- Be succinct – A 10 question limit doesn’t pave the way for paragraph-long, multi-idea survey questions that require essay type answers. Additionally, each question should be carefully tailored to address one specific action area for best application to your data mining efforts.
- Be accessible – Last but not least, keep questions accessible to users. This is most easily done by limiting queries to multiple choice selections with minimal free text fields. Also, consider allowing users to submit via mobile devices so that employees can answer on the go or in free time between meetings.
Communicating and Analyzing Results
Once you’ve collected your data, it’s time to process the takeaways. If you’ve crafted your questions correctly (see above) you’ll have distinct action areas that correspond to each of the survey topics. Compare the answers as a whole and look for surprises or trends. These could be areas where correction or improvement are sorely needed. Gather these results into positive and negative feedback, along with your action items. Once that’s completed, you’re ready to present.
Survey results can be used to pitch for process changes, facilities improvement or better tools to those in senior management and approval roles within your company. Be sure to clearly indicate in graphs and presentations how you came to your suggested takeaways. Never present “problems” without a solution in mind as this can make you seem un-proactive and can undermine future surveys.
Lastly, don’t forget to communicate results to your survey participants in the way of follow ups on actions taken from their feedback. Thank participants for their time and provide a timetable for any roll-outs based on the survey.
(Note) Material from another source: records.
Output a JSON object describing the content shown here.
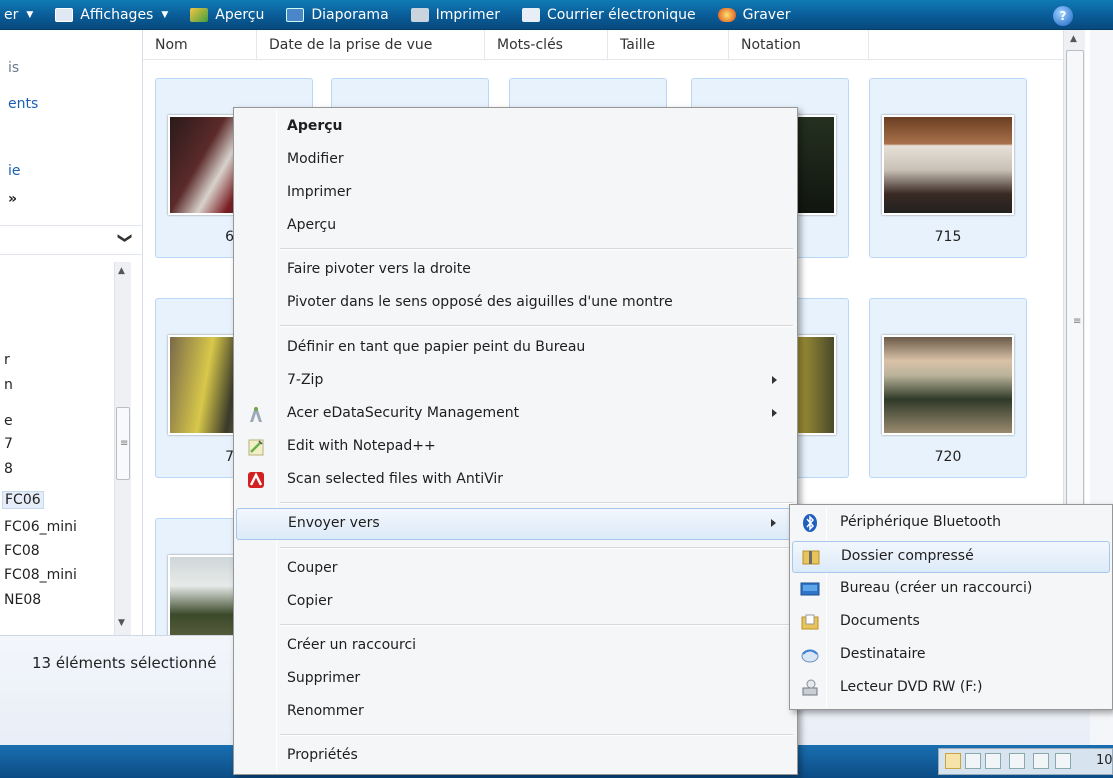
{
  "toolbar": {
    "items": [
      {
        "label": "er",
        "icon": "organize-icon",
        "arrow": "▼"
      },
      {
        "label": "Affichages",
        "icon": "views-icon",
        "arrow": "▼"
      },
      {
        "label": "Aperçu",
        "icon": "preview-icon"
      },
      {
        "label": "Diaporama",
        "icon": "slideshow-icon"
      },
      {
        "label": "Imprimer",
        "icon": "print-icon"
      },
      {
        "label": "Courrier électronique",
        "icon": "email-icon"
      },
      {
        "label": "Graver",
        "icon": "burn-icon"
      }
    ],
    "help": "?"
  },
  "left_pane": {
    "favorites": [
      {
        "label": "is",
        "color": "#6e7b8a"
      },
      {
        "label": "ents",
        "color": "#1a5fb4"
      },
      {
        "label": "ie",
        "color": "#1a5fb4"
      },
      {
        "label": "»",
        "color": "#1e1e1e"
      }
    ],
    "chevron": "❯",
    "tree": [
      "r",
      "n",
      "e",
      "7",
      "8",
      "FC06",
      "FC06_mini",
      "FC08",
      "FC08_mini",
      "NE08"
    ],
    "selected_index": 5
  },
  "columns": [
    "Nom",
    "Date de la prise de vue",
    "Mots-clés",
    "Taille",
    "Notation"
  ],
  "thumbnails": [
    {
      "label": "69"
    },
    {
      "label": ""
    },
    {
      "label": ""
    },
    {
      "label": ""
    },
    {
      "label": "715"
    },
    {
      "label": "71"
    },
    {
      "label": ""
    },
    {
      "label": ""
    },
    {
      "label": ""
    },
    {
      "label": "720"
    },
    {
      "label": ""
    }
  ],
  "status": {
    "text": "13 éléments sélectionné"
  },
  "tray": {
    "number": "10"
  },
  "context_menu": {
    "items": [
      {
        "label": "Aperçu",
        "bold": true
      },
      {
        "label": "Modifier"
      },
      {
        "label": "Imprimer"
      },
      {
        "label": "Aperçu"
      },
      {
        "label": "Faire pivoter vers la droite"
      },
      {
        "label": "Pivoter dans le sens opposé des aiguilles d'une montre"
      },
      {
        "label": "Définir en tant que papier peint du Bureau"
      },
      {
        "label": "7-Zip",
        "submenu": true
      },
      {
        "label": "Acer eDataSecurity Management",
        "submenu": true,
        "icon": "acer-edatasecurity-icon"
      },
      {
        "label": "Edit with Notepad++",
        "icon": "notepad-plus-plus-icon"
      },
      {
        "label": "Scan selected files with AntiVir",
        "icon": "antivir-icon"
      },
      {
        "label": "Envoyer vers",
        "submenu": true,
        "highlighted": true
      },
      {
        "label": "Couper"
      },
      {
        "label": "Copier"
      },
      {
        "label": "Créer un raccourci"
      },
      {
        "label": "Supprimer"
      },
      {
        "label": "Renommer"
      },
      {
        "label": "Propriétés"
      }
    ]
  },
  "send_to_menu": {
    "items": [
      {
        "label": "Périphérique Bluetooth",
        "icon": "bluetooth-icon"
      },
      {
        "label": "Dossier compressé",
        "icon": "zip-folder-icon",
        "highlighted": true
      },
      {
        "label": "Bureau (créer un raccourci)",
        "icon": "desktop-icon"
      },
      {
        "label": "Documents",
        "icon": "documents-folder-icon"
      },
      {
        "label": "Destinataire",
        "icon": "mail-recipient-icon"
      },
      {
        "label": "Lecteur DVD RW (F:)",
        "icon": "dvd-drive-icon"
      }
    ]
  }
}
Once the changes have been implemented, consider sending a follow-up survey after employees have had a chance to integrate with the new systems or software.
Overall, surveys are a great way to get a handle on what you’re employees are really thinking. Communication is important to a successful business at all seniority levels. Listen to suggestions and encourage engagement through surveys for a happier, healthier and more productive workforce.
Article Updated from the Original on August 12, 2018